Corporations are not exempt from the so-called "Contraceptive Mandate" authorized pursuant to the Patient Protection and Affordable Care Act of 2012 (the "ACA" / popularly known as "Obamacare") according to the opinion of the Sixth Circuit Court of Appeals in Autocam Corporation v. Sebelius, No. 12-2673.
In a key ruling, the Sixth Circuit held that for-profit corporations are not "persons" capable of "religious exercise" under the federal Religious Freedom Restoration Act, 42 U.S.C. § 2000bb ("RFRA"). Other federal circuit courts, including the Third Circuit and Tenth Circuit remain split on this issue, making it more likely that the Supreme Court will grant certiorari in one or all of these cases.
The underlying lawsuit involves claims by Autocam (a closely-held, for-profit manufacturing corporation) and members of the Kennedy family (the owners of Autocam) that the Mandate violates their beliefs as Roman Catholics and, as a result, their federal rights under the RFRA. Under the Mandate, Autocam's health plan is required to cover FDA-approved "contraceptive methods, sterilization procedures, and patient education and counseling" for female employees.
Early in the lawsuit, Autocam and the Kennedys sought a preliminary injunction to stop the Government from enforcing the Mandate against the company. The ACLU, Michigan Attorney General, Life Legal Defense Foundation, and Bioethics Defense Fund all filed amicus briefs in connection with the motion. The U.S. District Court for the Western District of Michigan (Jonker, J.) denied the preliminary injunction in a written opinion and order. Autocam and the Kennedys appealed the ruling.
The Sixth Circuit affirmed Judge Jonker's denial of a preliminary injunction, agreeing that the claims did not have a strong likelihood of success on the merits. The appeals court focused on the question of whether Autocam was a "'person' capable of 'religious exercise' in the sense RFRA intended." Based on the text of the statute and its legislative history, the panel concluded that Congress did not intend to include for-profit companies, like Autocam, within the scope of the RFRA. As a result, the Sixth Circuit held that Judge Jonker correctly denied Autocam's request for a preliminary injunction.
Additionally, the Sixth Circuit remanded the case to the District Court with instructions to dismiss the Kennedys' claims for lack of standing. The Kennedys argued that they had standing based on their status as shareholders of a closely-held corporation—that they were ultimately responsible for the obligations of Autocam. The Court disagreed, holding that "[g]enerally, shareholders of a corporation cannot bring claims intended to redress injuries to a corporation, even when the corporation is closely held." While Autocam certainly met the requirements for Article III standing, the Kennedys did not share the same obligations.

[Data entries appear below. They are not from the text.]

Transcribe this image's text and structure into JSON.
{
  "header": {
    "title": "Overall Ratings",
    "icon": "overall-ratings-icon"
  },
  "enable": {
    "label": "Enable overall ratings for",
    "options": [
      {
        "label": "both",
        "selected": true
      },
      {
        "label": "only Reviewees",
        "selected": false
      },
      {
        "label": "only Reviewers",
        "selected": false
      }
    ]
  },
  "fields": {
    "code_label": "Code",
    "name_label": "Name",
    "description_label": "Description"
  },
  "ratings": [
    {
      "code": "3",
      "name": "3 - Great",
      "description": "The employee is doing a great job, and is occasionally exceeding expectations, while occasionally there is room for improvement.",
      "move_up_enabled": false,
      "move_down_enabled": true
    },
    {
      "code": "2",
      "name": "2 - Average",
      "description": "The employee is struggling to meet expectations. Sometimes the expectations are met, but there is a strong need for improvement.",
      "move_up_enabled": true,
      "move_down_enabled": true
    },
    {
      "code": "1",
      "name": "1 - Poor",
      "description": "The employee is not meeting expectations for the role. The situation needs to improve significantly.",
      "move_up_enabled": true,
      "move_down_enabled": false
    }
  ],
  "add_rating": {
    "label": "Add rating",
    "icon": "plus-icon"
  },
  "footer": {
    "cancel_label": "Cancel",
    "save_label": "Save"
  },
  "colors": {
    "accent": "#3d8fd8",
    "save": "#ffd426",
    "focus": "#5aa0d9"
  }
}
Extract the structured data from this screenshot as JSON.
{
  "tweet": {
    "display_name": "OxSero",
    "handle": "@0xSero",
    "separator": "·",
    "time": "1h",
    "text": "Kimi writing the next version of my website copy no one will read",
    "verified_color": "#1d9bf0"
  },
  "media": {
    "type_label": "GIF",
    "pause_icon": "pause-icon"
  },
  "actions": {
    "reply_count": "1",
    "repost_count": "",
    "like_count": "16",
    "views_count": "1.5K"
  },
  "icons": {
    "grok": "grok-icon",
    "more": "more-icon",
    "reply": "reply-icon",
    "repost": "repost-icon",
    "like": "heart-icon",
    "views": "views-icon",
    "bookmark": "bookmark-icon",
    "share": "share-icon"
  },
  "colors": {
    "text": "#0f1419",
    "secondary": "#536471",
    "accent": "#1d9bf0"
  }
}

The Court stated simply, "[t]he decision to comply with the mandate falls on Autocam, not the Kennedys."
The case remains pending before Judge Jonker in the U.S. District Court for the Western District of Michigan.